[ENTRIES PROVIDED — start]

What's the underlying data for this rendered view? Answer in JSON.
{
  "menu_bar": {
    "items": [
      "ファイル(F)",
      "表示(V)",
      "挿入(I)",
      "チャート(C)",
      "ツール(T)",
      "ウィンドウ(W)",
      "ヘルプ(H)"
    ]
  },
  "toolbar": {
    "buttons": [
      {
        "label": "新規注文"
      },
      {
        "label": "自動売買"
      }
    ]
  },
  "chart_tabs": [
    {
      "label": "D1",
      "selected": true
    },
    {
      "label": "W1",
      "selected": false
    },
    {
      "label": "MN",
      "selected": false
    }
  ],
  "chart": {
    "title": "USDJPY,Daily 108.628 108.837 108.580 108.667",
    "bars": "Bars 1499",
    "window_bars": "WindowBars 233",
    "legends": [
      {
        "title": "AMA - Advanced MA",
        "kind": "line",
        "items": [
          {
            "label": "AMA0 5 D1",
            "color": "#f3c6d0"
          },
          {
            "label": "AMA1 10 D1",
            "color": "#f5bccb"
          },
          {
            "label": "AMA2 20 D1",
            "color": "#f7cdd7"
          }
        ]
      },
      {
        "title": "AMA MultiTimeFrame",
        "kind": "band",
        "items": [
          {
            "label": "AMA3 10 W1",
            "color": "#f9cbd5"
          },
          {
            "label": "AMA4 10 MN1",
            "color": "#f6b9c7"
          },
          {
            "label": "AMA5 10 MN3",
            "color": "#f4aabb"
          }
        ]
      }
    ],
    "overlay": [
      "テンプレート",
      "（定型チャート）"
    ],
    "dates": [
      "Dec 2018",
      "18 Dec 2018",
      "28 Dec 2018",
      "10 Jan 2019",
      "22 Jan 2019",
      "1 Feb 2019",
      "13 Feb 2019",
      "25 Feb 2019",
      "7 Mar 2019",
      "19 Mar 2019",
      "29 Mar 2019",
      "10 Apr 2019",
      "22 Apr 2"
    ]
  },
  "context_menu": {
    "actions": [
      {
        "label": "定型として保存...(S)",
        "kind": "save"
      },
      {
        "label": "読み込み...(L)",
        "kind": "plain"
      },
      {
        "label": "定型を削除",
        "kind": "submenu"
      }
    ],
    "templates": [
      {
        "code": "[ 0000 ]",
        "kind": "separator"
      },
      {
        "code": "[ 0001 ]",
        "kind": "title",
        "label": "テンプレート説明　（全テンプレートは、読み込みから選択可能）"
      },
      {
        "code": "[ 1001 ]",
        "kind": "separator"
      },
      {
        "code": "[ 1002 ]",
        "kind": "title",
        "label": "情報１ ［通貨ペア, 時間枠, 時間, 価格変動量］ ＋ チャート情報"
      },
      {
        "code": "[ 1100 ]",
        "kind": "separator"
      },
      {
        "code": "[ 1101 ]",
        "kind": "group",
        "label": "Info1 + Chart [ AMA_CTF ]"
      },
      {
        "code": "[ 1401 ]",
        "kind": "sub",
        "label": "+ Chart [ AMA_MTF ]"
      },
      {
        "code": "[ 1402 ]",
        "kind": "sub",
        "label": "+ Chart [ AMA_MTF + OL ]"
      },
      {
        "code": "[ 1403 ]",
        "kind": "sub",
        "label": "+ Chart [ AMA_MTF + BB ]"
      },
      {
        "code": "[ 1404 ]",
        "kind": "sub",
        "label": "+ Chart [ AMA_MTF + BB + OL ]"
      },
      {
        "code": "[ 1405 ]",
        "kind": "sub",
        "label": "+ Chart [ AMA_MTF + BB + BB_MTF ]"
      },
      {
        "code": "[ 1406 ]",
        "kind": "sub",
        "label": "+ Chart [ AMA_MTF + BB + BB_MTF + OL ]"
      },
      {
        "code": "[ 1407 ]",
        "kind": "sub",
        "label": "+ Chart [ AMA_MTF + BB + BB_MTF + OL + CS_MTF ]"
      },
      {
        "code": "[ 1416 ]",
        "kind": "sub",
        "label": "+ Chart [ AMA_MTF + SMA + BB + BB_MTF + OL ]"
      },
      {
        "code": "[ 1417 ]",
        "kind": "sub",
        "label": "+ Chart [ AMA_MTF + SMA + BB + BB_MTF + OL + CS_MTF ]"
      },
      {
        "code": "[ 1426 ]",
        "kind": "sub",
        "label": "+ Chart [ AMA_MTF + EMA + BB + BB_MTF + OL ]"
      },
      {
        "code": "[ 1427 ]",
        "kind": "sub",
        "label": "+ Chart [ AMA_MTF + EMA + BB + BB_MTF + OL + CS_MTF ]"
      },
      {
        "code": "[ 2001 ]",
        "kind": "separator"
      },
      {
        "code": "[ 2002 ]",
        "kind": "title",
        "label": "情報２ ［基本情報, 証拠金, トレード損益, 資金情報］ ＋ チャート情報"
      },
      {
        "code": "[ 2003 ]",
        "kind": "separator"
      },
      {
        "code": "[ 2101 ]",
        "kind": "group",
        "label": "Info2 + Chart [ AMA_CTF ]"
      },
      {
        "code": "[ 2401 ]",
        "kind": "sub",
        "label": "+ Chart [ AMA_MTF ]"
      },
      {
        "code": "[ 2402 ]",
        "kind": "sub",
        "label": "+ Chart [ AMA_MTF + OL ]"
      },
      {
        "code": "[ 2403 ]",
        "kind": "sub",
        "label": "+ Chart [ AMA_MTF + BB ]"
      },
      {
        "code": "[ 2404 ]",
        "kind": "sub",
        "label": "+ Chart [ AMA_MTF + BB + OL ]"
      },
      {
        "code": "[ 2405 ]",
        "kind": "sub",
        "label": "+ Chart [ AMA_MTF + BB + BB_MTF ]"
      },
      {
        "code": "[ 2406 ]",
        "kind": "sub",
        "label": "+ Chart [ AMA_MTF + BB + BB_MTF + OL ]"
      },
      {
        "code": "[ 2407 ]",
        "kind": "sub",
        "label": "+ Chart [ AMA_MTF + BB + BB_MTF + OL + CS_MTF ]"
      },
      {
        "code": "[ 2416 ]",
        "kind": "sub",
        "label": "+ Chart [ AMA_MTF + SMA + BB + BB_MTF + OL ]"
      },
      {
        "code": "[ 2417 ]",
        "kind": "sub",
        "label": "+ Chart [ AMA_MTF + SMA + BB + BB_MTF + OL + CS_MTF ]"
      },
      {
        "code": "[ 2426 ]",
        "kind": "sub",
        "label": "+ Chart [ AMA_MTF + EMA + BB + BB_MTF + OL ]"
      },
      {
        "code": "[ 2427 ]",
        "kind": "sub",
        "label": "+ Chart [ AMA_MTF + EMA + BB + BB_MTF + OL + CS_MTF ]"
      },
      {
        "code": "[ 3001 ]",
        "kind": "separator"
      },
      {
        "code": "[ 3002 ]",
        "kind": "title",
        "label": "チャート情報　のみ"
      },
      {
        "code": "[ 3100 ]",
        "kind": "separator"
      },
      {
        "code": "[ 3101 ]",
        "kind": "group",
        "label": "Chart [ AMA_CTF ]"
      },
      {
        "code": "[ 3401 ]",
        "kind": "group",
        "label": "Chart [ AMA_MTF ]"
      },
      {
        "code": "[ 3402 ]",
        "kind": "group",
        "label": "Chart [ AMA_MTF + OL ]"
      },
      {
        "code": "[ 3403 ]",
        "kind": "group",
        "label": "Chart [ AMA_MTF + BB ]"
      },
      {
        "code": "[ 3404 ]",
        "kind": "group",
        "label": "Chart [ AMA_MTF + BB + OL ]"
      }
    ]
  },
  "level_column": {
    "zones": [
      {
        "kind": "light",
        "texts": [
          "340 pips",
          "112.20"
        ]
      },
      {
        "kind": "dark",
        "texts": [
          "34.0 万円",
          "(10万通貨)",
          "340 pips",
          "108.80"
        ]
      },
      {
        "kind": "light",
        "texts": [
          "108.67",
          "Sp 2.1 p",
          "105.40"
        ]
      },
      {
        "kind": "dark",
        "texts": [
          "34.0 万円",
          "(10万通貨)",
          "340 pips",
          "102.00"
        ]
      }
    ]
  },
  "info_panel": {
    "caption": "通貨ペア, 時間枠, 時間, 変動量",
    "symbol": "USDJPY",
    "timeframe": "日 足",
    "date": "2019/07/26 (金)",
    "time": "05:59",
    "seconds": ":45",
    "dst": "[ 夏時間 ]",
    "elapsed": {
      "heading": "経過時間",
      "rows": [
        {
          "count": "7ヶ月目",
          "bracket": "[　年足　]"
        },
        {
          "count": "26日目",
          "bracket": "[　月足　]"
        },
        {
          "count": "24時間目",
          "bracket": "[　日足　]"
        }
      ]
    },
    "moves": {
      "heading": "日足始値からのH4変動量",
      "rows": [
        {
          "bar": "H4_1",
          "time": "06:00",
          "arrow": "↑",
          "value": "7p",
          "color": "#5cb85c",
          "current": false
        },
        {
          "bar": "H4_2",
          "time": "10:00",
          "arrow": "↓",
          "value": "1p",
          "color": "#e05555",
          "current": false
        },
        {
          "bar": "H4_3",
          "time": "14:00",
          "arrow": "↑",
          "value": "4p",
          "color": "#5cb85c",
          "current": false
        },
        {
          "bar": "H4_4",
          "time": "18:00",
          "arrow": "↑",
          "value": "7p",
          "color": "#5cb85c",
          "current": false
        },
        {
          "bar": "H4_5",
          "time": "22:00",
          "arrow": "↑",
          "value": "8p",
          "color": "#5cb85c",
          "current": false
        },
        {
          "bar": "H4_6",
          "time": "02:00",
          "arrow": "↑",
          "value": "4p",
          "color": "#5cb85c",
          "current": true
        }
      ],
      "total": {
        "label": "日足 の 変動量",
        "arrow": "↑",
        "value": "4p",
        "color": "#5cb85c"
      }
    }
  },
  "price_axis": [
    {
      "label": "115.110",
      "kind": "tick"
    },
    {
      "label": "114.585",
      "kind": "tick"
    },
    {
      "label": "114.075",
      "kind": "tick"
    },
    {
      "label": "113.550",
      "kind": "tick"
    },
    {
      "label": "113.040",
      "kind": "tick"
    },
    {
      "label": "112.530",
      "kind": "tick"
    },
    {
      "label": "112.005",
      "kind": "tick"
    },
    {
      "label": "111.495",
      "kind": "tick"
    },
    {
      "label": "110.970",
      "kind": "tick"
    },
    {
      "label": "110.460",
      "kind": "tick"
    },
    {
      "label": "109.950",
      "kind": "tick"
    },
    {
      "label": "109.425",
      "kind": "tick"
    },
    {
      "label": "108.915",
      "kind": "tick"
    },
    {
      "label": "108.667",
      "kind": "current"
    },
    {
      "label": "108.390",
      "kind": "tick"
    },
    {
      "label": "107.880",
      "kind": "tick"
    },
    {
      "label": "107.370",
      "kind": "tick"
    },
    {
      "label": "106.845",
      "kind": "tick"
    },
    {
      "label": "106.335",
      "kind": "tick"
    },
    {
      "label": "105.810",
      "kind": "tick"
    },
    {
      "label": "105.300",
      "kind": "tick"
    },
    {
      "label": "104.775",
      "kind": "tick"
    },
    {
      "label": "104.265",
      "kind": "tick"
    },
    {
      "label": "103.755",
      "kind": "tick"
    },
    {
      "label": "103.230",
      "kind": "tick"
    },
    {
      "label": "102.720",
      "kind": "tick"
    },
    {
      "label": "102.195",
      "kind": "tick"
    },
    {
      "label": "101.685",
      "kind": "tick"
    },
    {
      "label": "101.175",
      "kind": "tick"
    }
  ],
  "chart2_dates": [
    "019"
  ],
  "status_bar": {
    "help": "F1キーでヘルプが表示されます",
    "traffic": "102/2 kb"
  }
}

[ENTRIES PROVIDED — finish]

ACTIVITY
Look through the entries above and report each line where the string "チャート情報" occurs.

ANSWER BOX
        "label": "情報１ ［通貨ペア, 時間枠, 時間, 価格変動量］ ＋ チャート情報"
        "label": "情報２ ［基本情報, 証拠金, トレード損益, 資金情報］ ＋ チャート情報"
        "label": "チャート情報　のみ"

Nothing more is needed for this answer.